++++ Provided information
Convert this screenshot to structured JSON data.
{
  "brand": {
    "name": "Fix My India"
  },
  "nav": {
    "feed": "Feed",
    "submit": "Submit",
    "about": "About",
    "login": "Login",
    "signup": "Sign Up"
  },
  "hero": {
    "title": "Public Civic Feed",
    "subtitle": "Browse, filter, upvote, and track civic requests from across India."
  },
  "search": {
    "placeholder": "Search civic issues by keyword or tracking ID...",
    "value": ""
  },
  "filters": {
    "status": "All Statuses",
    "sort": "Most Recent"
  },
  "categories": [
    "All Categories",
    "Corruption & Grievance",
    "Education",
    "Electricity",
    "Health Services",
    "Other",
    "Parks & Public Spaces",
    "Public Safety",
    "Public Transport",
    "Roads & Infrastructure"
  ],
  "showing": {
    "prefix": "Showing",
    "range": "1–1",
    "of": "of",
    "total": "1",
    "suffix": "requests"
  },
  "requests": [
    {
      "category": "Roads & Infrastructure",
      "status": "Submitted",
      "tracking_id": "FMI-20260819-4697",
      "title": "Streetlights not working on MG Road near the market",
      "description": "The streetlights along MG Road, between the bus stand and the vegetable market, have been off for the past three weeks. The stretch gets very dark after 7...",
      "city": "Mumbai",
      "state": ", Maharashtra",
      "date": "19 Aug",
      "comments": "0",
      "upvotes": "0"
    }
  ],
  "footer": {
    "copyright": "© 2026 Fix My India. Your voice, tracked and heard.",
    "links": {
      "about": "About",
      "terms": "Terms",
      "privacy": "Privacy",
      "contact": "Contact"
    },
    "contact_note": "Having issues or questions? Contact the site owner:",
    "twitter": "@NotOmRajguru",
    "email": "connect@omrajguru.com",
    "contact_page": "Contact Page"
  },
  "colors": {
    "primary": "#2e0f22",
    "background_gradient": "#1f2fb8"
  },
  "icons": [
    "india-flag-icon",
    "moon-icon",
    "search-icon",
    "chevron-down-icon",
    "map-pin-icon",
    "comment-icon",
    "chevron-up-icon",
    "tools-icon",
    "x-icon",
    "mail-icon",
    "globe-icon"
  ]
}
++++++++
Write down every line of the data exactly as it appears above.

Output =
Convert this screenshot to structured JSON data.
{
  "brand": {
    "name": "Fix My India"
  },
  "nav": {
    "feed": "Feed",
    "submit": "Submit",
    "about": "About",
    "login": "Login",
    "signup": "Sign Up"
  },
  "hero": {
    "title": "Public Civic Feed",
    "subtitle": "Browse, filter, upvote, and track civic requests from across India."
  },
  "search": {
    "placeholder": "Search civic issues by keyword or tracking ID...",
    "value": ""
  },
  "filters": {
    "status": "All Statuses",
    "sort": "Most Recent"
  },
  "categories": [
    "All Categories",
    "Corruption & Grievance",
    "Education",
    "Electricity",
    "Health Services",
    "Other",
    "Parks & Public Spaces",
    "Public Safety",
    "Public Transport",
    "Roads & Infrastructure"
  ],
  "showing": {
    "prefix": "Showing",
    "range": "1–1",
    "of": "of",
    "total": "1",
    "suffix": "requests"
  },
  "requests": [
    {
      "category": "Roads & Infrastructure",
      "status": "Submitted",
      "tracking_id": "FMI-20260819-4697",
      "title": "Streetlights not working on MG Road near the market",
      "description": "The streetlights along MG Road, between the bus stand and the vegetable market, have been off for the past three weeks. The stretch gets very dark after 7...",
      "city": "Mumbai",
      "state": ", Maharashtra",
      "date": "19 Aug",
      "comments": "0",
      "upvotes": "0"
    }
  ],
  "footer": {
    "copyright": "© 2026 Fix My India. Your voice, tracked and heard.",
    "links": {
      "about": "About",
      "terms": "Terms",
      "privacy": "Privacy",
      "contact": "Contact"
    },
    "contact_note": "Having issues or questions? Contact the site owner:",
    "twitter": "@NotOmRajguru",
    "email": "connect@omrajguru.com",
    "contact_page": "Contact Page"
  },
  "colors": {
    "primary": "#2e0f22",
    "background_gradient": "#1f2fb8"
  },
  "icons": [
    "india-flag-icon",
    "moon-icon",
    "search-icon",
    "chevron-down-icon",
    "map-pin-icon",
    "comment-icon",
    "chevron-up-icon",
    "tools-icon",
    "x-icon",
    "mail-icon",
    "globe-icon"
  ]
}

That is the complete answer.